It was a bright sunny morning, but very cold, and snow lay packed hard and firm in the streets of New York, which, narrow as they were, afforded little opportunity for the sun’s rays to penetrate with sufficient strength to warm the shivering pedestrians who were hurrying down Maiden Lane in the direction of the Vly Market. At the farthest end of the street were the shops, and one of these, “The Sign of the Cross Swords,” stood within a stone’s throw of the market itself. It was a small affair, with little grimy window-panes, where were displayed knives, scissors, and razors, with locks and keys of many odd sorts. At the door stood a half-grown boy, stamping his feet to keep warm, as he droned out in sing-song fashion: “Walk in, gentlefolk, and have your razors ground; we have all manner of kitchen furniture in cutlery within, also catgut and fiddle strings at most reasonable rates.”
But these attractions did not appear to bring many customers inside the little shop, as the passersby seemed chiefly eager to gain the Vly Market, where the stalls were crowded with purchasers who were getting the good things there displayed to indulge in keeping New Year’s day with the proper spirit of festivity; and the shop-boy was about to slip inside for the comfort of warming his fingers and toes, when a tall, slender fellow in fisherman’s dress accosted him.
“Hey, you there! Have you fish-hooks and nets within?”
“Aye, sir, in plenty. Will it please you to enter?” And the boy made room for the stranger to pass through the narrow doorway. The shop was apparently empty, except for a middle-aged man who rose from his seat on a high stool near the window, where he was busily engaged in polishing a pair of razors.
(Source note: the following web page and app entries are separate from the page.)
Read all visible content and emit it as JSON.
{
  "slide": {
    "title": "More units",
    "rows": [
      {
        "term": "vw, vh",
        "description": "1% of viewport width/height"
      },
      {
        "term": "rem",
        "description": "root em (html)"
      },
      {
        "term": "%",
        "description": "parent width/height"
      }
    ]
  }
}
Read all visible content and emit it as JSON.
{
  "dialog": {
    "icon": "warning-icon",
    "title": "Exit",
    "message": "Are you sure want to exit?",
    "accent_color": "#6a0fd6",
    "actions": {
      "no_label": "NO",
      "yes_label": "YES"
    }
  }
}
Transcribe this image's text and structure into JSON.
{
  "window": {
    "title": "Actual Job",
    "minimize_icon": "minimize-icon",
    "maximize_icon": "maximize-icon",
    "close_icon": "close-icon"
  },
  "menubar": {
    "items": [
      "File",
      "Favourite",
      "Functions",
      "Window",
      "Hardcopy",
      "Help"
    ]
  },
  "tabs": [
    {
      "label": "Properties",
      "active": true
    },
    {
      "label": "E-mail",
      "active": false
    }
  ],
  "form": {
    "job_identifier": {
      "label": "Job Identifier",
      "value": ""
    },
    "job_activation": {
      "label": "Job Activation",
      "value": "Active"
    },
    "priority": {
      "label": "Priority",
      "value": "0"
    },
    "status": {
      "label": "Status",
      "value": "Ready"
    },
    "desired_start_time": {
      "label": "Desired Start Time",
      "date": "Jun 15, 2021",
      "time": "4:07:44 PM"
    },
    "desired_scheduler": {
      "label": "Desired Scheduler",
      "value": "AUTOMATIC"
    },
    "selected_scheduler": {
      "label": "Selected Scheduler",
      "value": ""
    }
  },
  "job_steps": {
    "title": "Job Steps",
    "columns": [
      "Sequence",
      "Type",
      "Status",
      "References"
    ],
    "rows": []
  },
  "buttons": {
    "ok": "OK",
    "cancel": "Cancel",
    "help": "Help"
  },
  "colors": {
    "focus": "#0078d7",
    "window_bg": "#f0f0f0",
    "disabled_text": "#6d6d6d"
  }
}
As he came forward, the fisherman addressed him:—
“Good day, friend. A frosty morning.”
“But the wind will turn to east at sunset,” said the other, with a quick glance from under his heavy eyebrows.
“A good wind, then, for the Sturdy Beggar,” was the reply, as the fisherman clasped his hands behind his neck with a peculiar gesture.
“Then all’s well,” returned the shopkeeper, laying down his razors, and motioning his customer to come farther inside. “Whom do you seek here, sir?”
“Mynheer Wilhelm Hoffmeister, known commonly as ‘Billy the fiddler.’”
“He is off on duty since last Tuesday, but must be here to-night to play at a grand ball given at one of the Tory houses; there must be news, for you are the third one who has asked for him since yesterday.”
“News?” said the fisherman eagerly; “perhaps you have a billet for me?”
“And what may you be called?” asked the other cautiously.
“Jim Bates, from Breucklen Heights.”
“Then you’re all right, sir; why didn’t you say so before?” and the man, casting a swift glance to make sure that the boy at the door was not looking, pulled a scrap of dirty paper from his pocket, which was instantly seized and opened by the fisherman. As he read the few words it contained, the anxious lines on his face grew deeper.